“When I woke up that morning, I had no idea I’d be intubating a snapping turtle,” he comments on the show.

With his fast-paced life and family commitments—he and his physician wife, Dr. Gayle Brenneman, are the parents of two children, and now, two grandchildren—Slay didn’t make his own health a priority until he got a wake-up call. At 55, weighing 228 pounds and with a body mass index of 35, Slay was diagnosed with pre-diabetes and high blood pressure. He and Gayle, his battle buddy, decided at that time to radically change their diets and begin exercising.

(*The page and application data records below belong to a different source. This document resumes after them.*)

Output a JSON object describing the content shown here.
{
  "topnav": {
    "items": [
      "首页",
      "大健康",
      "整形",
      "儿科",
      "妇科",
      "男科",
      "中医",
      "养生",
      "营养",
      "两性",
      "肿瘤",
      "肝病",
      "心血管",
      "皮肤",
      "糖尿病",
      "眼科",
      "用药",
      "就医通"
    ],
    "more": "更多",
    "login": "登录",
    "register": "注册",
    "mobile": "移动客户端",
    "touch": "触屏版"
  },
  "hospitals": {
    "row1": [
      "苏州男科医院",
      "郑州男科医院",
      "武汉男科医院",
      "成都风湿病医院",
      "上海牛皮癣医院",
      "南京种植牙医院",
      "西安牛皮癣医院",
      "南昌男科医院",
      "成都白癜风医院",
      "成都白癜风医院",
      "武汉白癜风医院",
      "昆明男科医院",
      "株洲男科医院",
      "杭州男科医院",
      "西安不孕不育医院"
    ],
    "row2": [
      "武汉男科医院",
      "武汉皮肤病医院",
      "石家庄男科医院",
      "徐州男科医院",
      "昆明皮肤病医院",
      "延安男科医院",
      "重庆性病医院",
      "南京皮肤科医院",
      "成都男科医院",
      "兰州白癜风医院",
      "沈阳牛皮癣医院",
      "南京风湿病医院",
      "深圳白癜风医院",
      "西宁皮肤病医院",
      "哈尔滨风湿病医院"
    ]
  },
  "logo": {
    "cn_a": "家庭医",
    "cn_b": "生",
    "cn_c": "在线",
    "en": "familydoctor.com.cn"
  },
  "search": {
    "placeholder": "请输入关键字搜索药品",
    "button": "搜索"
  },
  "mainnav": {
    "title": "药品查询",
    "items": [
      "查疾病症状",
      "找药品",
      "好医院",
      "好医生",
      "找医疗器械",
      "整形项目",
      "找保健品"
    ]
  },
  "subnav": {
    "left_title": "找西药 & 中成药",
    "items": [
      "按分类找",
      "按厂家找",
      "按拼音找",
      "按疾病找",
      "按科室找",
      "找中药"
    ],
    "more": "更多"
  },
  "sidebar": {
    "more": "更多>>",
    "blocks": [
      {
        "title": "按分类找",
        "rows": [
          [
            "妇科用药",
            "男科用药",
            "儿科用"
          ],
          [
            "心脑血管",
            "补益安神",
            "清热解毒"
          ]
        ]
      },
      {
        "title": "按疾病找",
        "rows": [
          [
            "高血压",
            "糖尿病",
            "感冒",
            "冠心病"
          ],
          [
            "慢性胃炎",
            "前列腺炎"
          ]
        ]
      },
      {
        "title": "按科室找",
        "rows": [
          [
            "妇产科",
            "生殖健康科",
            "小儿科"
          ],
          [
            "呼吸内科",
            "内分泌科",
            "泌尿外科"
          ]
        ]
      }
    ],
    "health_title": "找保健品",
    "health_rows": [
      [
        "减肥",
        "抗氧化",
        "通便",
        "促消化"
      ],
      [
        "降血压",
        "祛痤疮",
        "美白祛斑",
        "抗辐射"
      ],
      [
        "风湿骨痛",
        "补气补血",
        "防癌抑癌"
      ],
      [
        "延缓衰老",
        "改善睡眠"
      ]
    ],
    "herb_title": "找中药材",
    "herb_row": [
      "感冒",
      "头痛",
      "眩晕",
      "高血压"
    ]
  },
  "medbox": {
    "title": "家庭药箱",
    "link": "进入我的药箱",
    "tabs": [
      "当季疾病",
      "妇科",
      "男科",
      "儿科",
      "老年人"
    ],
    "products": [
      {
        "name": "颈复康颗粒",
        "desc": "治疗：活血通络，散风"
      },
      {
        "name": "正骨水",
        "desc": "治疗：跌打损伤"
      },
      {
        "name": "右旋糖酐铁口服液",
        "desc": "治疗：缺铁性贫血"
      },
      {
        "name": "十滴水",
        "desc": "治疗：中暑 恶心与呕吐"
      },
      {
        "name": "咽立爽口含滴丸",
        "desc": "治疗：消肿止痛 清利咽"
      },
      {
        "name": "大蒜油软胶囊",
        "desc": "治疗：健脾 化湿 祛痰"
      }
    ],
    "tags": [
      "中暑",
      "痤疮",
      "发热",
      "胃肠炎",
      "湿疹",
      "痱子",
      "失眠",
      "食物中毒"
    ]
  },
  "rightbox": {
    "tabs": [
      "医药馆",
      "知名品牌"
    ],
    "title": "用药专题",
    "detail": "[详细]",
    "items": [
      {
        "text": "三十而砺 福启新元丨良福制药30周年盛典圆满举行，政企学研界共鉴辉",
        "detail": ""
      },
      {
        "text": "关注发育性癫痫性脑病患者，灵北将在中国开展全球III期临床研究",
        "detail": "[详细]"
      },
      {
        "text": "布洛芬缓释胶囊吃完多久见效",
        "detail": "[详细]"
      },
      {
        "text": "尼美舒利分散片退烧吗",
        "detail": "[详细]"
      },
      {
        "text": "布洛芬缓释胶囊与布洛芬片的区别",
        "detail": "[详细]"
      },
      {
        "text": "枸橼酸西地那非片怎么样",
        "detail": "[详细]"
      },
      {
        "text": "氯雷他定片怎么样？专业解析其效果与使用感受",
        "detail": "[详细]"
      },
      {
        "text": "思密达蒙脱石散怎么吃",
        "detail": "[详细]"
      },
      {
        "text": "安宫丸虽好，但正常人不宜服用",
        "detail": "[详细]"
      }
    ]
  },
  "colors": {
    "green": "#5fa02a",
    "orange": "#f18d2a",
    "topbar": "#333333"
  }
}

Their success with losing weight and keeping it off inspired Slay to write his book, “The Battle Buddy Diet.” He never expected the small volume to become an Amazon bestseller, but that’s exactly what happened, as the market was ready for a book about how spouses can lose weight together.

Today, Slay is still working in emergency medicine with no immediate plans to retire, but when the COVID-19 pandemic hit, he switched from working in the ER to urgent care.

“I still get to see patients, and that’s my love,” he stated. “I love seeing patients. I love taking care of them. I give every one of them my cellphone number to text me if anything changes. I just love people. And I’ve always thought it was a privilege to take care of them.”

Spoken like a true citizen-soldier.

  • Mary Price

    Mary Price Development Writer/Communications Specialist

    The development writer plays a key role in producing advancement communications. This role imagines, creates, and produces a variety of written communication to inspire donors to make gifts benefiting VMI. Utilizing journalistic features and storytelling, the development writer will produce content for areas such as Annual Giving, stewardship, and gift planning.